"Frost at Midnight" is a reflective, conversational poem that is not only confined the thoughts of the present. Issues relating to past, present and the future are examined through Coleridge's persona and his contemplative thoughts on the importance of education, nature and imagination in the development of a complete person are explored. The physical settings are lightly touched on by Coleridge as his focus is not on place or action but on personality and the quality of imaginative thought. Coleridge invites the reader to join him on his journey that explores his immediate world as well as memories, observations and aspirations.
The catalyst for the reflective journey is the flickering blue flame in his fireplace, which reminds him of the superstition he used to believe in as a boy. Coleridge explores his days at school and reminisces about how he used to sit staring at the fireplace in hope that a blue flame would flicker hopefully causing a loved one, particularly his sister, to come visit him.
This leads us to Coleridge's view that institutions such as schools are no place to complete ones learning, and he explores the idea that nature can teach far more than a school. Through this memory he is able to explore the differences between country and city, and that the spirit can be enriched by the country if one is willing.
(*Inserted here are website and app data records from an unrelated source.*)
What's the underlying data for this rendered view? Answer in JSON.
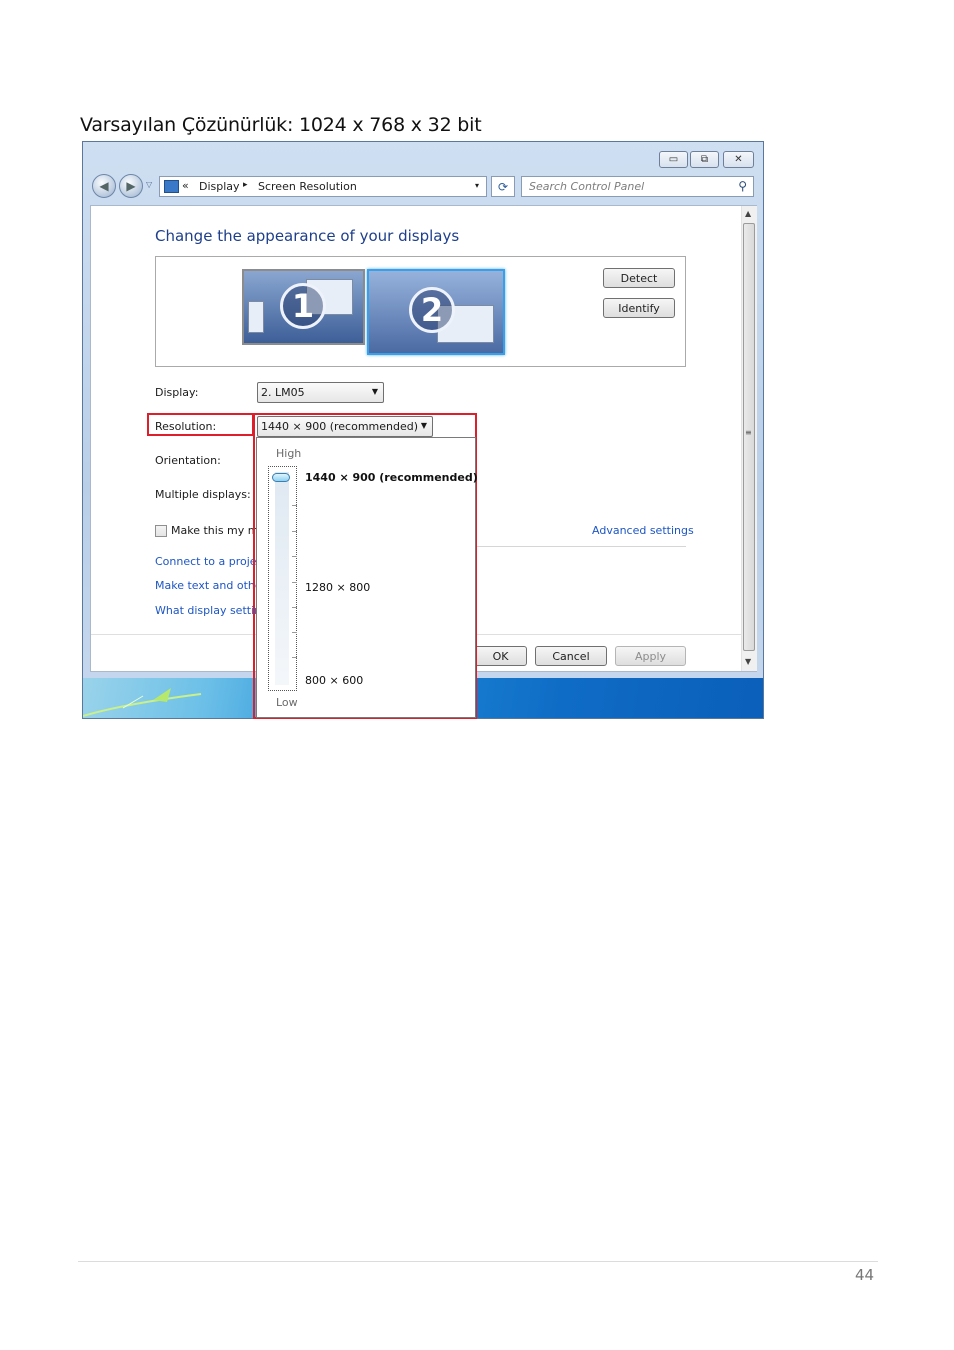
{
  "document": {
    "heading": "Varsayılan Çözünürlük: 1024 x 768 x 32 bit",
    "page_number": "44"
  },
  "window": {
    "caption_buttons": {
      "minimize": "▭",
      "maximize": "⧉",
      "close": "✕"
    },
    "address": {
      "chevron": "«",
      "crumb1": "Display",
      "separator": "▸",
      "crumb2": "Screen Resolution",
      "dropdown_arrow": "▾"
    },
    "refresh_icon": "⟳",
    "search": {
      "placeholder": "Search Control Panel",
      "icon": "⚲"
    }
  },
  "panel": {
    "title": "Change the appearance of your displays",
    "monitors": [
      {
        "number": "1",
        "selected": false
      },
      {
        "number": "2",
        "selected": true
      }
    ],
    "detect_label": "Detect",
    "identify_label": "Identify",
    "display_label": "Display:",
    "display_value": "2. LM05",
    "resolution_label": "Resolution:",
    "resolution_value": "1440 × 900 (recommended)",
    "orientation_label": "Orientation:",
    "multiple_label": "Multiple displays:",
    "checkbox_label": "Make this my m",
    "advanced_link": "Advanced settings",
    "links": [
      "Connect to a projec",
      "Make text and othe",
      "What display settin"
    ],
    "ok_label": "OK",
    "cancel_label": "Cancel",
    "apply_label": "Apply"
  },
  "resolution_dropdown": {
    "high_label": "High",
    "low_label": "Low",
    "options": [
      "1440 × 900 (recommended)",
      "1280 × 800",
      "800 × 600"
    ],
    "selected_index": 0,
    "slider_level": 1.0
  },
  "colors": {
    "highlight_red": "#dd1f2c",
    "link_blue": "#1e56c4",
    "heading_blue": "#1e3f8c"
  }
}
Furthermore, Coleridge moves on from reminiscing about his school days and remembers further back to when he was a child. He demonstrates that children miss out on the most important aspects of spiritual education, and presents the idea that nature in itself provokes thought and understanding enough. He then moves on to explore the future for his child and expresses his wish for his baby to grow up independent of school and...